In 1841 Pilgrim (Barron), while passing through Pithoragarh, wrote : " The first view of Pithoragarh is striking,in one instant, when you reach the top of the pass (Chandak) which overlooks it,a wide valley bursts on the view, with
the small neat military cantonment,fort and scattecyan villages, and meandering streams, which distribute fertility to thousands of well cultivated fields....... I was apprehensive, too, that the beauties of Nainital had exhausted the store,
and found that I was never in my life more mistaken."
Pithoragarh is a small town, which gives its name to the district. It lies in the centre of the western half of the Soar Valley which resembles the Kashmir valley on a miniature scale. It is prettily dotted with villages, generally placed on eminences.
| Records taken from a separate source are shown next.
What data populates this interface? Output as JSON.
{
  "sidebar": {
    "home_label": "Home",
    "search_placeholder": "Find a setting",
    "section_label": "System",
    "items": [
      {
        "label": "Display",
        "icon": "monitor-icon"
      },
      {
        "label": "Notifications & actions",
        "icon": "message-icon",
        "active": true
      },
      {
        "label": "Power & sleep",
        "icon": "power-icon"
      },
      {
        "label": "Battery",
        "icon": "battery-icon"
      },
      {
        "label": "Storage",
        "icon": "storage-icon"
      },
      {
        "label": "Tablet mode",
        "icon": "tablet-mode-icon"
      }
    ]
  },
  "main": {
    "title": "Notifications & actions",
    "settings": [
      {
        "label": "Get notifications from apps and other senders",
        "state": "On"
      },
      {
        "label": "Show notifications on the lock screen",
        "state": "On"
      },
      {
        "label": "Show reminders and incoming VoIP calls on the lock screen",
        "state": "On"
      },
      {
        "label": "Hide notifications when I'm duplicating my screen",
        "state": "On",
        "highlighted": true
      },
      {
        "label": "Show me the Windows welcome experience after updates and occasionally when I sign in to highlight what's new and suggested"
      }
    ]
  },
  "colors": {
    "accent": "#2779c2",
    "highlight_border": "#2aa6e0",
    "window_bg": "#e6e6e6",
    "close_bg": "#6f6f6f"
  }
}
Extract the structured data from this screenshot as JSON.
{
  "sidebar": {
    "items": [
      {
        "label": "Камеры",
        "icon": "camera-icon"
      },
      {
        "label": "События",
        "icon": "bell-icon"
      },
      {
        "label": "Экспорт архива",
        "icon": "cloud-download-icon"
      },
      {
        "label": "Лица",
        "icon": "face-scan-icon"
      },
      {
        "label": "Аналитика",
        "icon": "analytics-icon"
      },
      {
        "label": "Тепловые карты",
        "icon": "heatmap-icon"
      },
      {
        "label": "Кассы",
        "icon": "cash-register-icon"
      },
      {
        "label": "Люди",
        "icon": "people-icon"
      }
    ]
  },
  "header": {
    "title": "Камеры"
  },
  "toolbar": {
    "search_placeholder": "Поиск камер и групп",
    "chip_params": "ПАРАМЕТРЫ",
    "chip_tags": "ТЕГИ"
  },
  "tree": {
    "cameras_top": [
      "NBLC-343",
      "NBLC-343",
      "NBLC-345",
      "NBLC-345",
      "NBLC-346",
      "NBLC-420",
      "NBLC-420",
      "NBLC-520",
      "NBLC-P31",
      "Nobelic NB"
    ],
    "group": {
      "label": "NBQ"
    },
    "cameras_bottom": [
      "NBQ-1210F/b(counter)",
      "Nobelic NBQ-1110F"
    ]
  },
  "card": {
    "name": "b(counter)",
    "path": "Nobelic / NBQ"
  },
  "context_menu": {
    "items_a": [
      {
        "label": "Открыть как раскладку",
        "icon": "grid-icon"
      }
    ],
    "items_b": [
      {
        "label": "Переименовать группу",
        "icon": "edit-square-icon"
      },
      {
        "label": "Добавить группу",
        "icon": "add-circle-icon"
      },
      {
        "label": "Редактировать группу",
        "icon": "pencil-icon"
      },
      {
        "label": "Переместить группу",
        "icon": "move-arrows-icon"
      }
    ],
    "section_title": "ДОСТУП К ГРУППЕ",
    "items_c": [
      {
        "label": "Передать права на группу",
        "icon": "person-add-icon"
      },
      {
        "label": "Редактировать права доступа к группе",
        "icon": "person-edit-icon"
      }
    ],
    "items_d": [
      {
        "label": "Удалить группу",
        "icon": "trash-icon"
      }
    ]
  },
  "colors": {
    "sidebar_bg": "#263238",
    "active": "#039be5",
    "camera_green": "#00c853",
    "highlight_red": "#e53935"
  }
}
The view from some of the higher altitudes in Pithoragarh captures the snow-capped peaks of Panch Chulhi, Nanda Devi and Nanda Kot.
The town is set in a valley popularly known as "Soar" (root meaning is Cool) and lies in the centre of four hills Chandak, Dhwaj, Kumdar and Thal Kedar, and stretches in the southern flank to Jhulaghat demarcated by the Kali river adjoining the barren peaks of Nepal Hills.
Pithoragarh, is known as the gateway to the Himalayas from the north, as pilgrims trek through this town to the Kailash, Lake Manasarovar, and Om Parvat.